Autistic Book Party, Episode 66: Love/Hate

Today’s Book: “Love/Hate” by L.C. Mawson

The Plot: An autistic teenager is recruited to a superhero team where everyone’s powers are based on emotion. Her power is Love – but she has a serious crush on another superhero her age, whose power is Hate. Since they are opposites, if they get together, they risk cancelling each other’s powers out. Can they make it work? And can they defend their city from monsters?

Autistic Character(s): Claire, the main character; as well as several minor characters, and the author.

This is just an adorable book. Maybe that is a condescending adjective? But it is the most accurate one for my feelings about what I just read. It’s fluffy and frothy and sweet, in spite of the level of violence and danger that can be expected in a superhero story. Love and Hate are both adorable. Their teammates are adorable. I don’t know what to say.

In terms of autism representation, Claire is a well-drawn character; her autistic traits inform the story through many little details – from her stimming and sensory reactions, to her attitude to schoolwork that doesn’t tie in to her interests, to her small worries about how her words are being interpreted in a conversation, to the way she responds mentally and verbally when overwhelmed. These details are constantly present without ever overwhelming the narrative.

One of the most interesting character details in the story has to do with the relationship between a superhero’s personality and their powers. A hero has to actually feel the appropriate emotion in order for their powers to work, and for some of them, this proves a challenge. Claire is selected for the role of Love through a process that she doesn’t control, and she struggles to believe she is the right person for the job. This might become tiresome quickly if her reason for struggling was her autism, but Mawson takes a different tack. Claire is an orphan, with no memories of her family and no other particularly close relationships, and she doesn’t think of herself as being especially good at giving or receiving love. It takes time for her to get a sense of how suited she really is for the role.

Although Claire’s romantic tension with Hate is a big part of the book, her discovery of her powers doesn’t revolve only around the romance arc. Instead her moments of greatest power come when she is trying to protect people she cares about, including Hate but also many other friends and people on her team. Claire’s capacity for fierce protectiveness, and for empathy in unexpected directions – even towards some of the monsters she’s fighting! – really comes through on the page. It’s a lot of fun to watch an autistic character discover these capacities within herself, and it’s even more fun because autism isn’t explicitly presented as a major obstacle to this process. It’s simply another part of Claire, and another one of many reasons why her way of embracing Love’s role won’t necessarily look the way she expects it to.

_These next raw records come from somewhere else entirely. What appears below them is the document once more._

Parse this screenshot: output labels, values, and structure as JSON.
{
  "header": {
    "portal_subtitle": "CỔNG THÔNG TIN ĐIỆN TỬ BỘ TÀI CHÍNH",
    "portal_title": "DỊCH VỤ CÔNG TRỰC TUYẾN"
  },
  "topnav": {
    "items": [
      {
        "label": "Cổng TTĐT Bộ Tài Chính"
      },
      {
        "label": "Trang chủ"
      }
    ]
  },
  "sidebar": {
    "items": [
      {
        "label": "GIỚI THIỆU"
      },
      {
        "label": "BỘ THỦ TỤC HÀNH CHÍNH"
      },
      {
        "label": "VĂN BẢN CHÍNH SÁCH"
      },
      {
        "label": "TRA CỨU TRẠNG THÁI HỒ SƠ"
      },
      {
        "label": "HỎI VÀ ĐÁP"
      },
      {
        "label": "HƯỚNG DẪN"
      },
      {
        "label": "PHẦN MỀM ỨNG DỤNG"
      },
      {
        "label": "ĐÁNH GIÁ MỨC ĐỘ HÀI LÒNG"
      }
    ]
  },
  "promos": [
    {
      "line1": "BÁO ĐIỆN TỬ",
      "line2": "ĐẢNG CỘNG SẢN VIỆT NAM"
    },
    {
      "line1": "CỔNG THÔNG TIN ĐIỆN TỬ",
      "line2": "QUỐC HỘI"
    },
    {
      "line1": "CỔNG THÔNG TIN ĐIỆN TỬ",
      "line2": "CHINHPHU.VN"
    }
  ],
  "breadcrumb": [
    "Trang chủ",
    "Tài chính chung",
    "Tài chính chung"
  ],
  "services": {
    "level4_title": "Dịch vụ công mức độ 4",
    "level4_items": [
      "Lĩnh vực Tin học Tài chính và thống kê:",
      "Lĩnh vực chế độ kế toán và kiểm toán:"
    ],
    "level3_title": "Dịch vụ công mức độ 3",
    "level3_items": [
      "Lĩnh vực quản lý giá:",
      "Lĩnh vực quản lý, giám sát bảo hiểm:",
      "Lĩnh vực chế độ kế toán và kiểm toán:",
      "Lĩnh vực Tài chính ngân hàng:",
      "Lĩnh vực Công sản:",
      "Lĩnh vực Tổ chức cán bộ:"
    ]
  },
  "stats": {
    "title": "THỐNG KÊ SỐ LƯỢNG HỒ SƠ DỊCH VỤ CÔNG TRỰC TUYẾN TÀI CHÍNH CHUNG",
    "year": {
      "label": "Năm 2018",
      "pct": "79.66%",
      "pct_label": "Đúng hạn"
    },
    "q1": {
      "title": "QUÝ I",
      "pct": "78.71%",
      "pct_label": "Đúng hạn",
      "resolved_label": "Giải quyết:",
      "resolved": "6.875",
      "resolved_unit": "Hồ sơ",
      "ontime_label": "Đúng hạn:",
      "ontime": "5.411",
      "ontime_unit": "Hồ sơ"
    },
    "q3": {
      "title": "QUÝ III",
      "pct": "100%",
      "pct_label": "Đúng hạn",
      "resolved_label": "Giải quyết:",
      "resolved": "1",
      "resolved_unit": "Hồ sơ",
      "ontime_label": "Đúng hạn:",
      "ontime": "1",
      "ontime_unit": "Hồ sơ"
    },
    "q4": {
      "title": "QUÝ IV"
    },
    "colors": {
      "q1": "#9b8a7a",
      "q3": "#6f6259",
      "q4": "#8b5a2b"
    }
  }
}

Nor is Claire the only one whose way of fitting her role is unexpected. The previous Love on the team, who died shortly before Claire arrived, was an abuse survivor who took a long time to accept that there was anything good or loving about her. Serenity is still grieving the loss of the previous Love, and has to constantly fight to access the calm that usually powers her. Loneliness, most amusingly, is an incredibly hot girl, and Claire struggles to understand how she could ever feel lonely – until Loneliness explains that she is autistic, too.

Mawson also has a fun, breezy way of dealing with the people whose powers involve a more difficult emotion, without demonizing them for having it:

Hate let out a bark of laughter. “I swear, I don’t brood that much. Just enough to keep my power level up.”

“Your power level?”

“Yeah. I am the literal embodiment of Hate, so my power works better when I hate stuff.”

“Like what?”

She shrugged. “When I was younger, I used myself as a target a lot. Then Empathy practically pleaded with me to stop a couple of years ago. Now I just fixate on small annoyances. Currently, I hate the local burger place for not selling mozzarella sticks all of the time.”

Did I mention Hate is adorable? Hate is adorable. She is Korean and has ADHD and paints and wears a leather jacket. I would love to see more autistic-ADHD relationships in fiction and I really did root for her and Claire the whole way through.

Anyway, this book is very non-neurotypical and this book is really fun. If you want some cute, sweet, sapphic YA superheroes in your life, you should check it out.

The Verdict: Recommended-1

For a list of past/future/possible Autistic Book Party books, click here.